Female Hair Loss
Female hair loss is often thought to be a rare medical condition when compared with hair loss in men. This general perception is due to its diffuse balding pattern, which makes it less noticeable. However, hair loss in women is much more common than is thought, and is estimated to affect nearly one quarter of the adult female population. It can be caused by temporary hormonal misbalances (during menopause or pregnancy) but in the vast majority of instances women suffer from female pattern baldness, which is a genetically determined condition. Female pattern baldness has the same main cause as its male form, which is dihydrotestosterone (DHT), a biologically active metabolite of the male hormone testosterone, attacking and killing hair follicles. The female baldness pattern - diffuse hair loss - makes it difficult to self-diagnose and, hence, a consultation with a doctor is always necessary in order to determine whether your condition is temporary or permanent and to decide upon the most suitable therapy. Hereditary baldness in women can start as early as in the late teens but for most women it starts after menopause. Hair loss during menopause is not necessarily permanent, whereas post-menopausal hair loss usually is.
Since the main cause of female hair loss is the same as in men, it can be handled in a similar way. Therefore, Rogaine (active substance minoxidil) is the most frequently used drug to treat hair loss in women. However, women have fewer treatment options when it comes to applying anti-androgens and usually do not make good candidates for hair transplantation due to their diffuse balding pattern, which leaves them with insufficient hair density in the donor area. Finasteride (trade name Propecia), the most powerful drug used to treat male pattern baldness, cannot be prescribed to women. Suitable anti-androgens, used to treat female pattern baldness, include spironolactone (Aldactone) and cyproterone acetate, which is better known under its many trade names, such as Diane 35, Diane 50 and Ginette 35. These contraceptives are also used to treat acne in women. Cyproterone acetate is generally considered to be a more powerful weapon in fighting female hair loss than spironolactone.

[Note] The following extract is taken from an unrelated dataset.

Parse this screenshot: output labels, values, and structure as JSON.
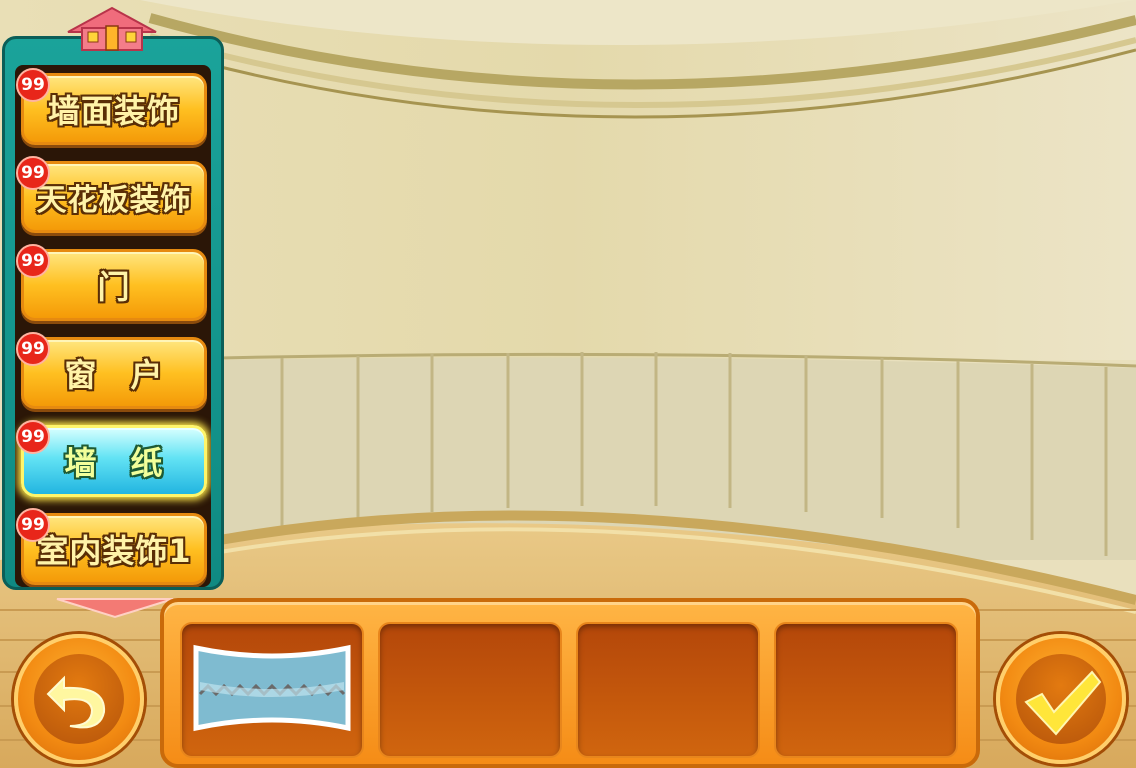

An alternative to Rogaine and anti-androgens is a topical application of estrogen solutions such as Crinohermal, which uses estradiol as its main active substance. This female hormone is capable of inhibiting the production of 5-alpha reductase, the enzyme that converts testosterone to follicle-harming DHT. A hormone replacement therapy is another commonly used treatment that addresses changing estrogen levels in the skin. Once women enter the menopause, their levels of estrogen decline and more testosterone is then bio-available to be converted to DHT. Hormone replacement therapy is typically undertaken at menopause, with estrogens and progesterone pills and creams being the most common forms of treatment.
This list of treatments includes the best-proven medicinal remedies for female hair loss but it is not exhaustive. There are a number of other substances that might be helpful, such as aminexil (a molecule similar to minoxidil), ketoconazole, fluridil, flutamide, alfatradiol, as well as some herbal hair loss cures. However, none of these substances has ever been clinically proven to be anywhere near as effective as the aforementioned medicinal treatments. For more information on the active substances used in treatments for female hair loss refer to the "Hair Loss Treatments" section.